Feeling Hungry in the Parsha
Food should almost never be taken at face value. We eat because we need calories, but also because we’re hungry for stimulation, distraction, pleasure, comfort, familiarity, continuity, nurture, love and more. And when we prepare food for others, we’re typically aiming far beyond mere nutrition and hoping to satisfy some of those other cravings.
This raises some interesting questions about this week’s parsha, Toldot (Genesis 25:19-28:9). When Esau came home famished from the field, was he really just longing for a bowl of lentils?
Or did Esau crave lentils because he felt lonely and depleted by a day spent killing animals? Was he hungry for brotherly love? Was his urgent need to eat stimulated by the absence of maternal affection – his mother loved his brother more? And what does it mean that it was his brother rather than his mother who waited with a steaming pot of soup for the return of the family’s meat provider?
Mindful that his father’s love for him was predicated on the food that he, Esau, prepared, was Esau simply longing to be fed as well as to feed others? And what about Isaac? Why did he so desperately want to eat Esau’s meat before he died? Did the man who allowed his father to tie him to an altar like an animal hope at the end of his life for a dose of animal vitality? Did Isaac yearn to blot out the memory of being prepared by his father to be a burnt offering by eating barbecued meat prepared lovingly by his son?

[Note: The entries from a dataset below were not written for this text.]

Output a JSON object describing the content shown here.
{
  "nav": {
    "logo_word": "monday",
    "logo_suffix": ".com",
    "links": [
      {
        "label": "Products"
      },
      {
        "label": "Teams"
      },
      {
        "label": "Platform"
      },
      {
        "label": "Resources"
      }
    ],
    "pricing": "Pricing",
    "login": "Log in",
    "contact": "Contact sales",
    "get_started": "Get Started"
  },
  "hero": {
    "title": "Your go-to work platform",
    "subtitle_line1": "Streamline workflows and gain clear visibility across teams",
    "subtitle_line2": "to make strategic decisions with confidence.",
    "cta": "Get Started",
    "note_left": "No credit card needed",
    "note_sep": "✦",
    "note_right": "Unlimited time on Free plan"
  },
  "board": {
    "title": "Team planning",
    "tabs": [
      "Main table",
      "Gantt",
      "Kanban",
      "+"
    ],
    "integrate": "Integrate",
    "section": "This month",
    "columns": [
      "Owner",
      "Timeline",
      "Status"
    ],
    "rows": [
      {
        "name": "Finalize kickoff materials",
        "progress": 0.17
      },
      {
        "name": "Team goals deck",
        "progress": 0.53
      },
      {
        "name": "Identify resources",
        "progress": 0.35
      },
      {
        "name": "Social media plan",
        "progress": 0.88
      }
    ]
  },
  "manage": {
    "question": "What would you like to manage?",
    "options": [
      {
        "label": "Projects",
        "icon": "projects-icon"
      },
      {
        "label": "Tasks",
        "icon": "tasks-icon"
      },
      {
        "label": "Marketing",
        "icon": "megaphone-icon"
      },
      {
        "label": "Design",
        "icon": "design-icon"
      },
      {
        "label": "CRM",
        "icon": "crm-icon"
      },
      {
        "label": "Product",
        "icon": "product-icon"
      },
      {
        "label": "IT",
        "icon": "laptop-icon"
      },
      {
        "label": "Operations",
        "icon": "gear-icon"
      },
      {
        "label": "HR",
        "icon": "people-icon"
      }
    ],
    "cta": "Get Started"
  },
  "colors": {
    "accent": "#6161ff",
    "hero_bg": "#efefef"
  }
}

And in a story in which three of the four characters are food providers, what does it mean that Isaac alone eats food but doesn’t feed?
For more questions and even some answers on this theme, Londoners may still have time to sign up for the first of what promises to be a wonderful series of monthly events around art and Torah, organized by my friend Joseph Hyman.
Others could order my book and read the excellent commentary on Toldot by Professor Jack Sasson.
Feeling Hungry in Jerusalem
Last week was the fourth annual Jerusalem Tolerance Week, timed to coincide with International Tolerance Day. Not surprisingly, many of the events organized by institutions and individuals in partnership with the Jerusalem Inter-Cultural Center (JICC) revolved around food.
Most of the food-related activities involved participating restaurants, but one of them took place in our apartment. Our event was called Kosher Palestinian Home Cooking. We invited Magda, a wonderful cook who also cleans for our friends Naomi and Jonathan, to prepare a range of traditional Palestinian dishes that kosher-keeping Jews could eat. Magda bought all the products at Rami Levy, a supermarket where all the products are kosher, and prepared the food in Naomi and Jonathan’s kosher kitchen in pots that belonged to them or were purchased specially.
Through the JICC’s Tolerance Week advertising, mainly on social media, we invited anyone who, because of dietary restrictions or mere lack of opportunity, could not enjoy Palestinian home cooking, to come to our apartment and make up for lost time. We promised wonderful food, an opportunity to meet the cook and to hear about her life and the role of food within it, and live music!
Ahead of the event, a few people asked me if I was worried that people would simply come to eat free food and leave. I wasn’t worried, and as it turned out, I didn’t need to be. As these photos attest, the 60 plus people who came to our apartment last Thursday night, most of whom we didn’t know and didn’t know each other, certainly had an appetite for Magda’s amazing food, but they were hungry for a lot more.
This post is dedicated to Jack Sasson, whose oldest brother passed away this week. May his memory be for a blessing.